Six-inch pipe reaches tunnel workers in boost to rescue op
Rescuers have installed a second "lifeline" pipe to provide food and water to workers trapped inside a collapsed tunnel in Uttarkashi, India. The workers have been trapped for nine days after a portion of the tunnel collapsed. Rescuers are now focusing on creating passages for the workers to crawl through and planning the best method to extract them. The workers' health is being closely monitored, and a camera will be inserted into the second pipeline to establish two-way video communication.
Some respite was finally expected for the workers trapped inside a collapsed tunnel in Uttarkashi as rescuers managed to install a second “lifeline” pipe on Monday to provide food and water to the 41 people, and have a better means of communication, on the ninth day of an operation that has become an ordeal for the families and colleagues of the workers.
Rescuers were also looking at five sites, including at the top of the mountain, where passages big enough for humans to crawl through can be created, officials coordinating the operation said.
“The next step is the more vital one and the most important — that’s to get them out intact, happy,” Colonel Deepak Patil, who is in charge of the rescue efforts, said.
The construction workers have been trapped since last Sunday when a portion of the under construction 4.5-kilometre tunnel on the National Highway between Siklyara and Barkot collapsed. The tunnel is part of the busy Chardham all-weather road, a flagship project connecting various pilgrimage sites.
Since then, the authorities have been following two concurrent objectives of the multi-agency operations.
The first was to find a method the extricate the trapped men which has seen various setbacks over the last nine days. The last such attempt to drill from the Silkyara side using powerful auger machines was stymied by rocks that were damaging the equipment. On Friday afternoon, when the drilling was stopped, the machine had only breached 22 metres of the 65-metre-thick wall of debris.
The second objective was to ensure the health of the workers — who have repeatedly complained of fever and nausea — does not deteriorate by providing them with food, water and essential medicines, and communicating with them.
The first such pipe, four inches wide, which was supplying water to the construction site, was being used as lifeline for the past eight days. A second wider pipe was successfully placed on Monday.
The “breakthrough” came at around 4.30pm, when the 6-inch-wide pipe reached the workers at a depth of 53 metres. This new pipe runs parallel to the 4-inch-wide pipe that was already supplying smaller food items like nuts and roasted chickpeas. The pipe was also the only medium of communication with the workers, with rescuers using a funnel to get messages across.
Two previous attempts to install the wider “lifeline” pipe failed because of “solid rock” coming in the way, Anshu Manish Khalkho, director of the National Highways & Infrastructure Development Corporation Ltd (NHIDCL), said.
“On the second attempt, our drill bit hit the rock and went upwards even as it was about to reach the other side with trapped workers. We then went ahead cautiously and were successful this time.
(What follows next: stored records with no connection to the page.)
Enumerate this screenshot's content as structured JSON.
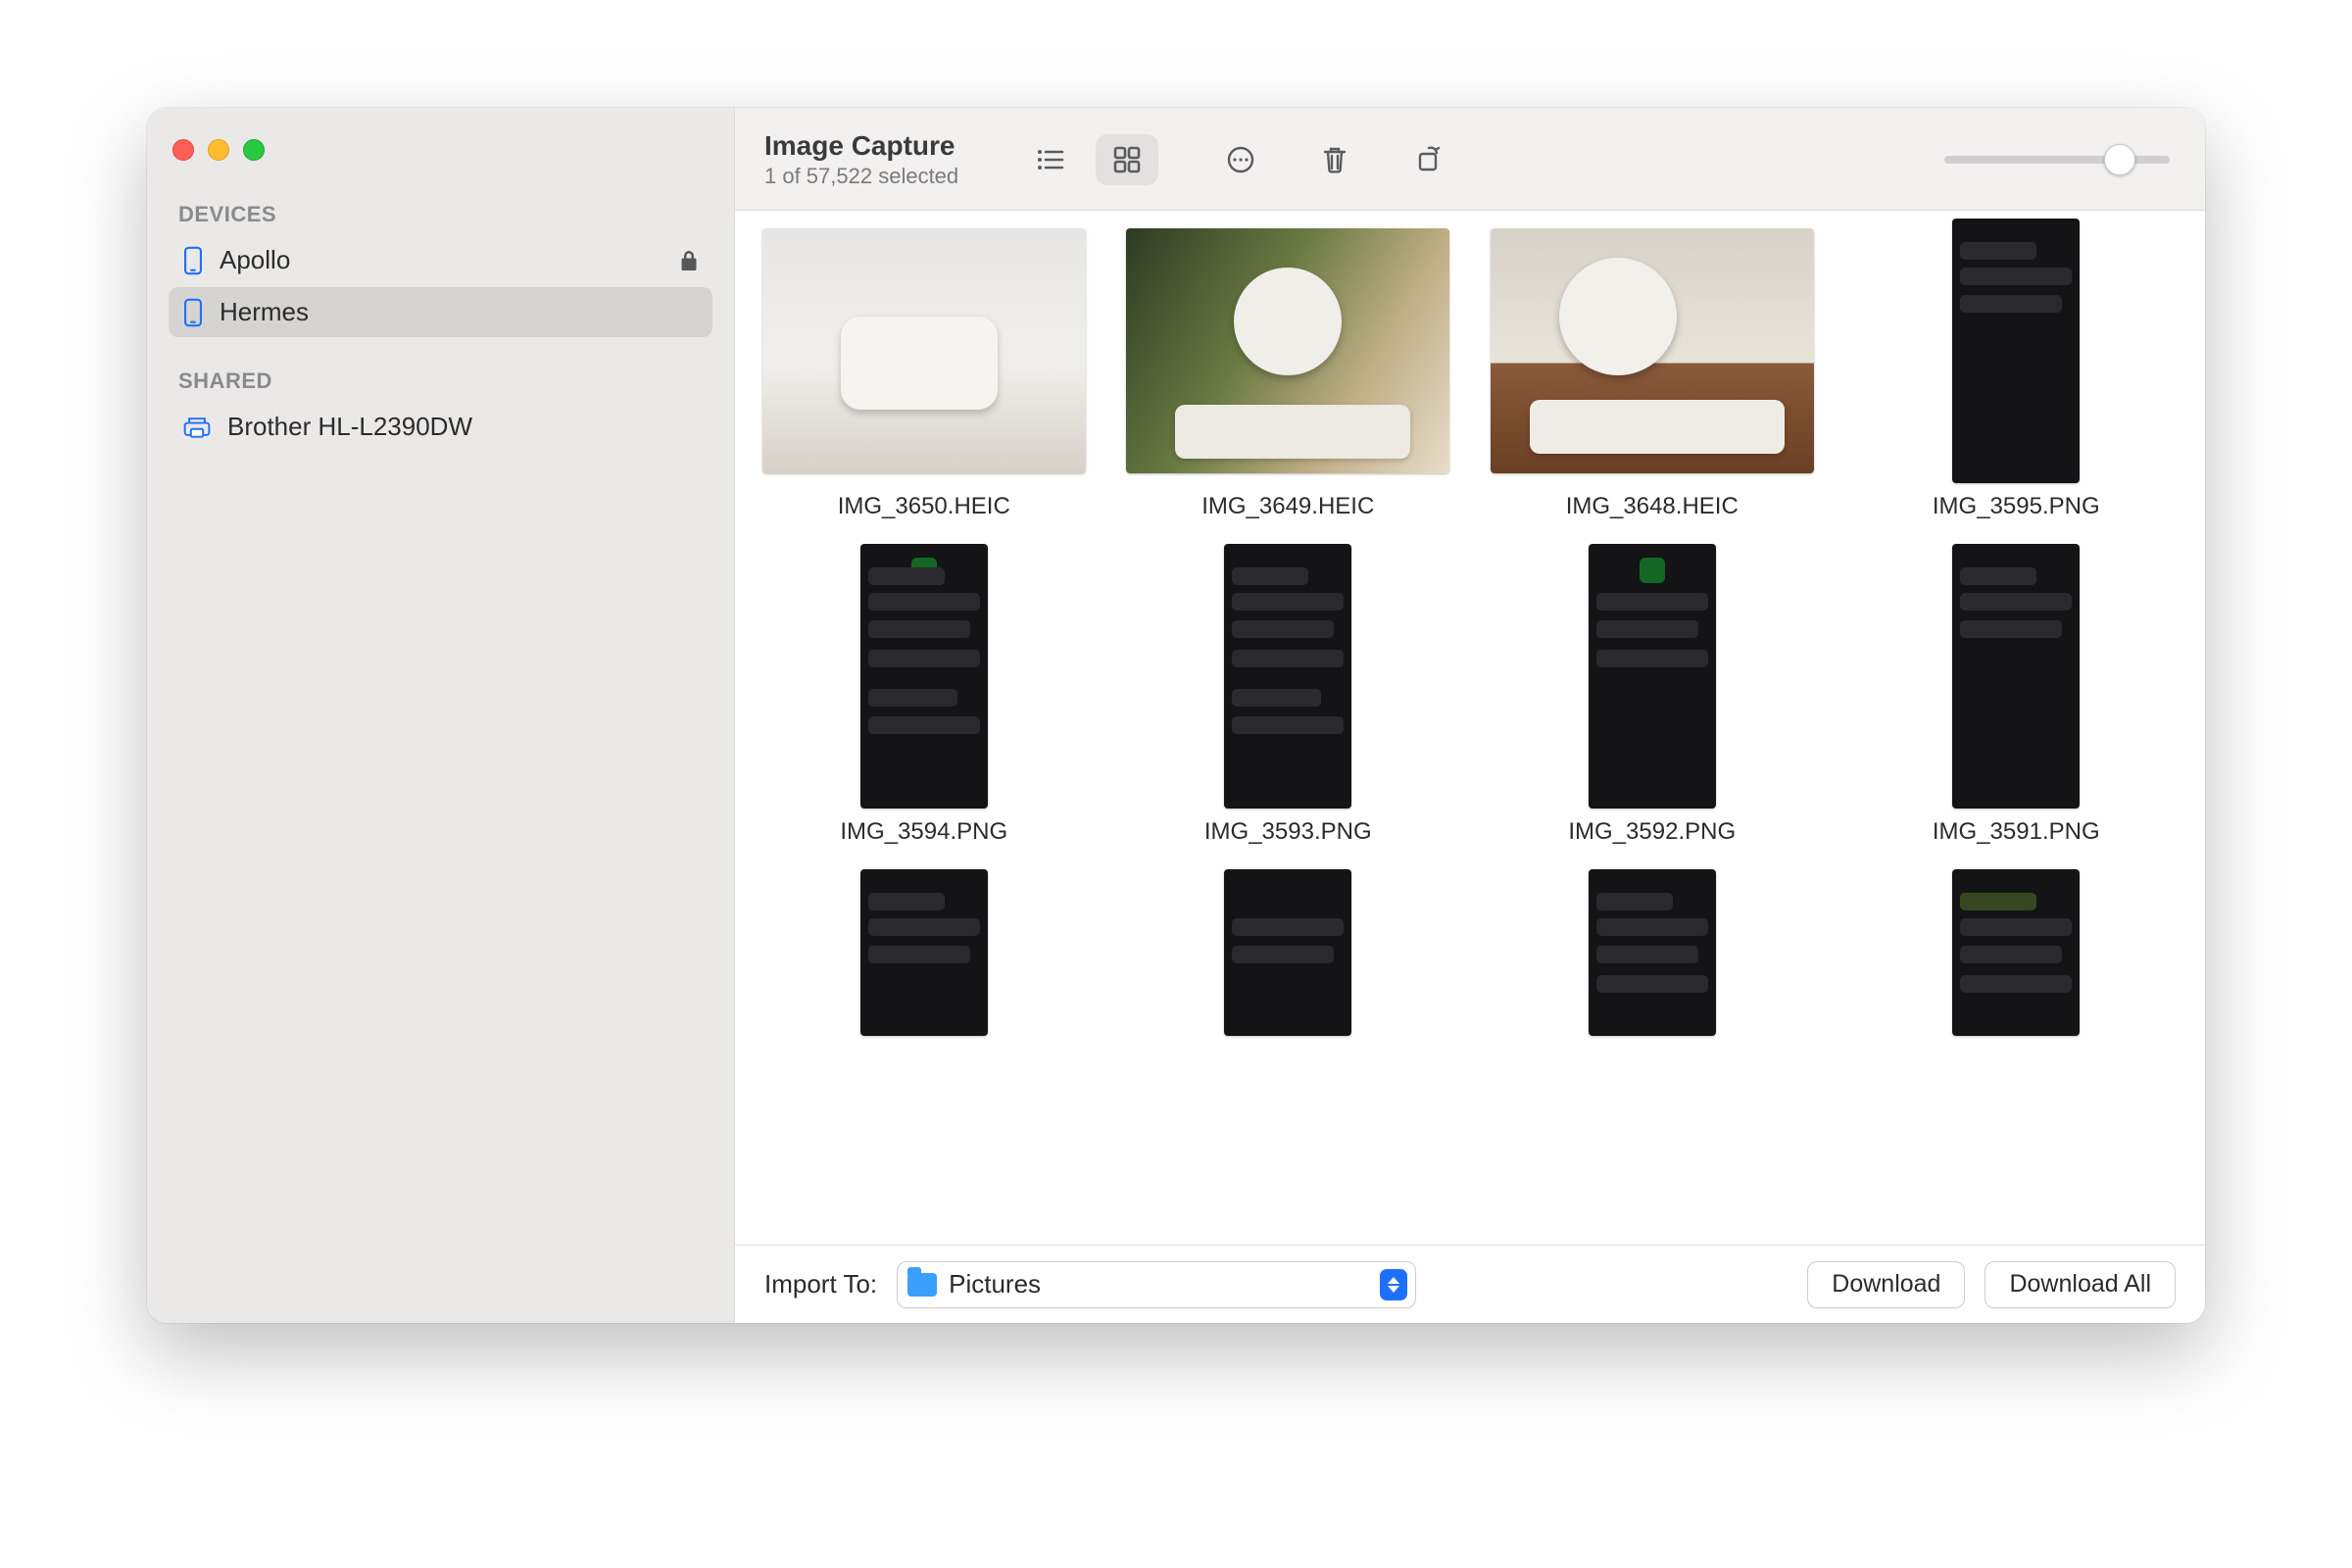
{
  "header": {
    "title": "Image Capture",
    "subtitle": "1 of 57,522 selected"
  },
  "toolbar": {
    "view_mode": "grid",
    "thumbnail_size_percent": 78
  },
  "sidebar": {
    "sections": [
      {
        "label": "DEVICES",
        "items": [
          {
            "name": "Apollo",
            "icon": "phone-icon",
            "locked": true,
            "selected": false
          },
          {
            "name": "Hermes",
            "icon": "phone-icon",
            "locked": false,
            "selected": true
          }
        ]
      },
      {
        "label": "SHARED",
        "items": [
          {
            "name": "Brother HL-L2390DW",
            "icon": "scanner-icon",
            "selected": false
          }
        ]
      }
    ]
  },
  "grid": {
    "items": [
      {
        "filename": "IMG_3650.HEIC",
        "orientation": "landscape"
      },
      {
        "filename": "IMG_3649.HEIC",
        "orientation": "landscape"
      },
      {
        "filename": "IMG_3648.HEIC",
        "orientation": "landscape"
      },
      {
        "filename": "IMG_3595.PNG",
        "orientation": "portrait"
      },
      {
        "filename": "IMG_3594.PNG",
        "orientation": "portrait"
      },
      {
        "filename": "IMG_3593.PNG",
        "orientation": "portrait"
      },
      {
        "filename": "IMG_3592.PNG",
        "orientation": "portrait"
      },
      {
        "filename": "IMG_3591.PNG",
        "orientation": "portrait"
      }
    ]
  },
  "footer": {
    "import_label": "Import To:",
    "destination": "Pictures",
    "download_label": "Download",
    "download_all_label": "Download All"
  }
}
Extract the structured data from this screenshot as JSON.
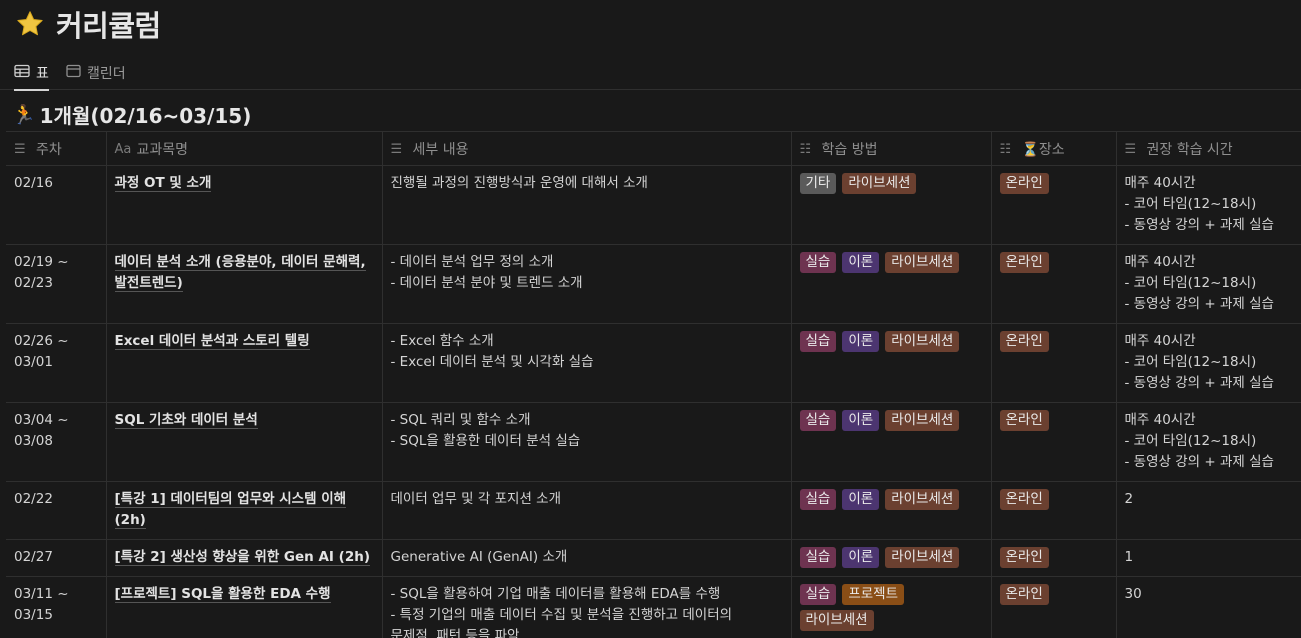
{
  "page": {
    "title": "커리큘럼",
    "icon": "star-icon"
  },
  "tabs": [
    {
      "label": "표",
      "icon": "table-icon",
      "active": true
    },
    {
      "label": "캘린더",
      "icon": "calendar-icon",
      "active": false
    }
  ],
  "group": {
    "icon": "running-person-icon",
    "title": "1개월(02/16~03/15)"
  },
  "columns": [
    {
      "label": "주차",
      "icon": "text-icon"
    },
    {
      "label": "교과목명",
      "icon": "Aa"
    },
    {
      "label": "세부 내용",
      "icon": "text-icon"
    },
    {
      "label": "학습 방법",
      "icon": "list-icon"
    },
    {
      "label": "⏳장소",
      "icon": "list-icon"
    },
    {
      "label": "권장 학습 시간",
      "icon": "text-icon"
    }
  ],
  "tag_colors": {
    "기타": "#5a5a5a",
    "라이브세션": "#6b4030",
    "실습": "#6e3350",
    "이론": "#4c3570",
    "프로젝트": "#8a4e16",
    "온라인": "#6b4030"
  },
  "rows": [
    {
      "week": [
        "02/16"
      ],
      "subject": "과정 OT 및 소개",
      "details": [
        "진행될 과정의 진행방식과 운영에 대해서 소개"
      ],
      "methods": [
        "기타",
        "라이브세션"
      ],
      "place": [
        "온라인"
      ],
      "hours": [
        "매주 40시간",
        "- 코어 타임(12~18시)",
        "- 동영상 강의 + 과제 실습"
      ]
    },
    {
      "week": [
        "02/19 ~",
        "02/23"
      ],
      "subject": "데이터 분석 소개 (응용분야, 데이터 문해력, 발전트렌드)",
      "details": [
        "- 데이터 분석 업무 정의 소개",
        "- 데이터 분석 분야 및 트렌드 소개"
      ],
      "methods": [
        "실습",
        "이론",
        "라이브세션"
      ],
      "place": [
        "온라인"
      ],
      "hours": [
        "매주 40시간",
        "- 코어 타임(12~18시)",
        "- 동영상 강의 + 과제 실습"
      ]
    },
    {
      "week": [
        "02/26 ~",
        "03/01"
      ],
      "subject": "Excel 데이터 분석과 스토리 텔링",
      "details": [
        "- Excel 함수 소개",
        "- Excel 데이터 분석 및 시각화 실습"
      ],
      "methods": [
        "실습",
        "이론",
        "라이브세션"
      ],
      "place": [
        "온라인"
      ],
      "hours": [
        "매주 40시간",
        "- 코어 타임(12~18시)",
        "- 동영상 강의 + 과제 실습"
      ]
    },
    {
      "week": [
        "03/04 ~",
        "03/08"
      ],
      "subject": "SQL 기초와 데이터 분석",
      "details": [
        "- SQL 쿼리 및 함수 소개",
        "- SQL을 활용한 데이터 분석 실습"
      ],
      "methods": [
        "실습",
        "이론",
        "라이브세션"
      ],
      "place": [
        "온라인"
      ],
      "hours": [
        "매주 40시간",
        "- 코어 타임(12~18시)",
        "- 동영상 강의 + 과제 실습"
      ]
    },
    {
      "week": [
        "02/22"
      ],
      "subject": "[특강 1] 데이터팀의 업무와 시스템 이해 (2h)",
      "details": [
        "데이터 업무 및 각 포지션 소개"
      ],
      "methods": [
        "실습",
        "이론",
        "라이브세션"
      ],
      "place": [
        "온라인"
      ],
      "hours": [
        "2"
      ]
    },
    {
      "week": [
        "02/27"
      ],
      "subject": "[특강 2] 생산성 향상을 위한 Gen AI (2h)",
      "details": [
        "Generative AI (GenAI) 소개"
      ],
      "methods": [
        "실습",
        "이론",
        "라이브세션"
      ],
      "place": [
        "온라인"
      ],
      "hours": [
        "1"
      ]
    },
    {
      "week": [
        "03/11 ~",
        "03/15"
      ],
      "subject": "[프로젝트] SQL을 활용한 EDA 수행",
      "details": [
        "- SQL을 활용하여 기업 매출 데이터를 활용해 EDA를 수행",
        "- 특정 기업의 매출 데이터 수집 및 분석을 진행하고 데이터의",
        "문제점, 패턴 등을 파악"
      ],
      "methods": [
        "실습",
        "프로젝트",
        "라이브세션"
      ],
      "place": [
        "온라인"
      ],
      "hours": [
        "30"
      ]
    }
  ]
}
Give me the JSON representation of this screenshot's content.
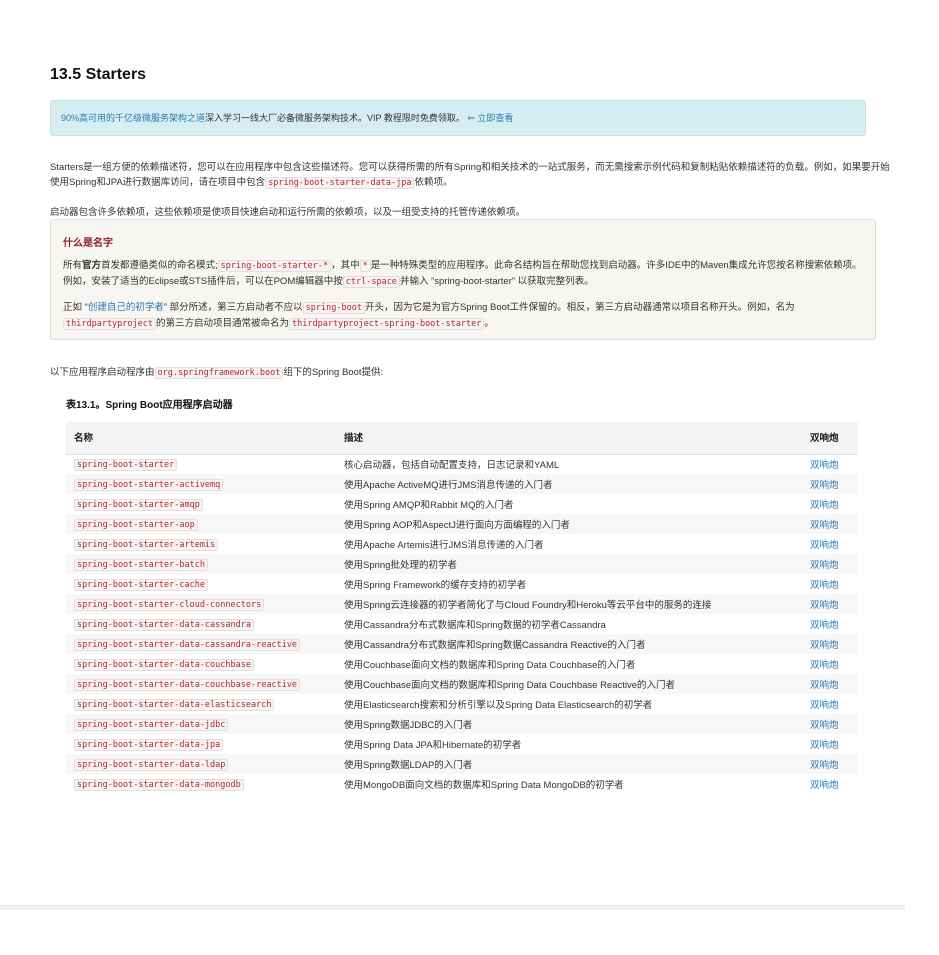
{
  "section": {
    "title": "13.5 Starters"
  },
  "promo": {
    "link_text": "90%高可用的千亿级微服务架构之道",
    "text": "深入学习一线大厂必备微服务架构技术。VIP 教程限时免费领取。",
    "cta": "⇐ 立即查看"
  },
  "intro": {
    "p1_before": "Starters是一组方便的依赖描述符，您可以在应用程序中包含这些描述符。您可以获得所需的所有Spring和相关技术的一站式服务，而无需搜索示例代码和复制粘贴依赖描述符的负载。例如，如果要开始使用Spring和JPA进行数据库访问，请在项目中包含",
    "p1_code": "spring-boot-starter-data-jpa",
    "p1_after": "依赖项。",
    "p2": "启动器包含许多依赖项，这些依赖项是使项目快速启动和运行所需的依赖项，以及一组受支持的托管传递依赖项。"
  },
  "note": {
    "title": "什么是名字",
    "a_1": "所有",
    "a_bold": "官方",
    "a_2": "首发都遵循类似的命名模式;",
    "a_code1": "spring-boot-starter-*",
    "a_3": "，其中",
    "a_code2": "*",
    "a_4": "是一种特殊类型的应用程序。此命名结构旨在帮助您找到启动器。许多IDE中的Maven集成允许您按名称搜索依赖项。例如，安装了适当的Eclipse或STS插件后，可以在POM编辑器中按",
    "a_code3": "ctrl-space",
    "a_5": "并输入 “spring-boot-starter” 以获取完整列表。",
    "b_1": "正如 “",
    "b_link": "创建自己的初学者",
    "b_2": "” 部分所述，第三方启动者不应以",
    "b_code1": "spring-boot",
    "b_3": "开头，因为它是为官方Spring Boot工件保留的。相反，第三方启动器通常以项目名称开头。例如，名为",
    "b_code2": "thirdpartyproject",
    "b_4": "的第三方启动项目通常被命名为",
    "b_code3": "thirdpartyproject-spring-boot-starter",
    "b_5": "。"
  },
  "provided": {
    "before": "以下应用程序启动程序由",
    "code": "org.springframework.boot",
    "after": "组下的Spring Boot提供:"
  },
  "table": {
    "caption": "表13.1。Spring Boot应用程序启动器",
    "headers": [
      "名称",
      "描述",
      "双响炮"
    ],
    "rows": [
      {
        "name": "spring-boot-starter",
        "desc": "核心启动器，包括自动配置支持，日志记录和YAML",
        "pom": "双响炮"
      },
      {
        "name": "spring-boot-starter-activemq",
        "desc": "使用Apache ActiveMQ进行JMS消息传递的入门者",
        "pom": "双响炮"
      },
      {
        "name": "spring-boot-starter-amqp",
        "desc": "使用Spring AMQP和Rabbit MQ的入门者",
        "pom": "双响炮"
      },
      {
        "name": "spring-boot-starter-aop",
        "desc": "使用Spring AOP和AspectJ进行面向方面编程的入门者",
        "pom": "双响炮"
      },
      {
        "name": "spring-boot-starter-artemis",
        "desc": "使用Apache Artemis进行JMS消息传递的入门者",
        "pom": "双响炮"
      },
      {
        "name": "spring-boot-starter-batch",
        "desc": "使用Spring批处理的初学者",
        "pom": "双响炮"
      },
      {
        "name": "spring-boot-starter-cache",
        "desc": "使用Spring Framework的缓存支持的初学者",
        "pom": "双响炮"
      },
      {
        "name": "spring-boot-starter-cloud-connectors",
        "desc": "使用Spring云连接器的初学者简化了与Cloud Foundry和Heroku等云平台中的服务的连接",
        "pom": "双响炮"
      },
      {
        "name": "spring-boot-starter-data-cassandra",
        "desc": "使用Cassandra分布式数据库和Spring数据的初学者Cassandra",
        "pom": "双响炮"
      },
      {
        "name": "spring-boot-starter-data-cassandra-reactive",
        "desc": "使用Cassandra分布式数据库和Spring数据Cassandra Reactive的入门者",
        "pom": "双响炮"
      },
      {
        "name": "spring-boot-starter-data-couchbase",
        "desc": "使用Couchbase面向文档的数据库和Spring Data Couchbase的入门者",
        "pom": "双响炮"
      },
      {
        "name": "spring-boot-starter-data-couchbase-reactive",
        "desc": "使用Couchbase面向文档的数据库和Spring Data Couchbase Reactive的入门者",
        "pom": "双响炮"
      },
      {
        "name": "spring-boot-starter-data-elasticsearch",
        "desc": "使用Elasticsearch搜索和分析引擎以及Spring Data Elasticsearch的初学者",
        "pom": "双响炮"
      },
      {
        "name": "spring-boot-starter-data-jdbc",
        "desc": "使用Spring数据JDBC的入门者",
        "pom": "双响炮"
      },
      {
        "name": "spring-boot-starter-data-jpa",
        "desc": "使用Spring Data JPA和Hibernate的初学者",
        "pom": "双响炮"
      },
      {
        "name": "spring-boot-starter-data-ldap",
        "desc": "使用Spring数据LDAP的入门者",
        "pom": "双响炮"
      },
      {
        "name": "spring-boot-starter-data-mongodb",
        "desc": "使用MongoDB面向文档的数据库和Spring Data MongoDB的初学者",
        "pom": "双响炮"
      }
    ]
  }
}
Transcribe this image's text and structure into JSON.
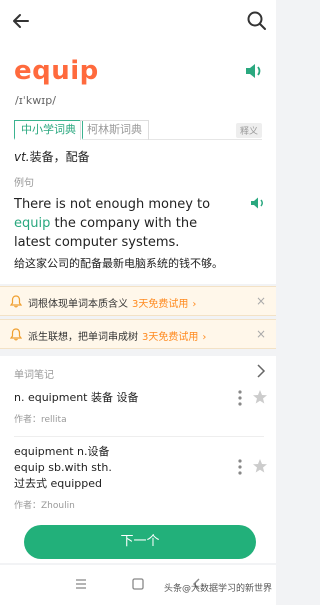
{
  "header": {
    "back_icon": "arrow-left-icon",
    "search_icon": "search-icon"
  },
  "entry": {
    "word": "equip",
    "phonetic": "/ɪˈkwɪp/",
    "accent_color": "#ff6a3d",
    "tabs": [
      {
        "label": "中小学词典",
        "active": true
      },
      {
        "label": "柯林斯词典",
        "active": false
      }
    ],
    "tab_tag": "释义",
    "pos_abbr": "vt.",
    "definition": "装备，配备"
  },
  "example": {
    "label": "例句",
    "en_before": "There is not enough money to",
    "en_highlight": "equip",
    "en_after": "the company with the latest computer systems.",
    "zh": "给这家公司的配备最新电脑系统的钱不够。"
  },
  "banners": [
    {
      "text": "词根体现单词本质含义",
      "trial": "3天免费试用",
      "close": "×"
    },
    {
      "text": "派生联想，把单词串成树",
      "trial": "3天免费试用",
      "close": "×"
    }
  ],
  "notes": {
    "title": "单词笔记",
    "items": [
      {
        "lines": [
          "n. equipment 装备 设备"
        ],
        "author": "作者：rellita"
      },
      {
        "lines": [
          "equipment n.设备",
          "equip sb.with sth.",
          "过去式 equipped"
        ],
        "author": "作者：Zhoulin"
      }
    ]
  },
  "next_button": "下一个",
  "watermark": "头条@大数据学习的新世界",
  "colors": {
    "primary": "#22b07a",
    "highlight": "#2aa87f",
    "trial": "#ff8a1f"
  }
}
It was our priority to establish another lifeline. The next step is to take out the drill bit and establish communication lines,” he said.
The tunnel was being built under the supervision of NHIDCL.
An endoscope camera is being mobilised from Delhi and will be inserted in the second pipeline to assess the situation in the 2-km-wide area where the workers are trapped and establish two-way video communication, Khalko said.
“The endoscope camera is being mobilised from Delhi. We will use the camera to see the trapped workers and they will also be able to see us. I hope we will be able to gather additional information about them and the area around,” he said.
As of Monday evening, the rescuers on site were looking for ways to supply the workers with food.
“A diet chart is being prepared with the help of doctors and food is being prepared by caterers. We are bringing plastic bottles that are cylindrical in shape with a big mouth through which food will be passed. We will send fruits like apple, bananas, and cooked food items like dalia, khichdi,” Colonel Patilsaid.
The progress came on a day when Prime Minister Narendra Modi spoke to Uttarakhand chief minister Pushkar Singh Dhami took stock of the relief and rescue plans.
Briefing the media about their conversation, Dhami said the Prime Minister has assured all equipment needed for the operation is being arranged by the central government, and that measures must be taken to keep the morale of the stranded men high.
“The workers trapped in the tunnel are safe and oxygen, food and water are being provided to them. Agencies are working for relief and rescue operations after taking the opinion of experts,” Dhami said.
Dhami also announced that the state government will bear the expenses of the family members who arrive in Uttarkashi to inquire about those inside. “During this period, if relatives of workers come to inquire about their condition, the government will make arrangements for their travel, accommodation and food. Responsibility for this has been entrusted to senior officers,” he said.
Meanwhile, the Rail Vikas Nigam Limited (RVNL) had also been asked to push a third vertical lifeline, but said they put the plan for hold for now. “We had been asked to push the vertical 8-inch pipe downwards. But, as an additional lifeline has already been pushed through the debris in the collapsed portion, it was decided in a meeting to put the plan on hold for now,” a RVNL official who didn’t wish to be named said.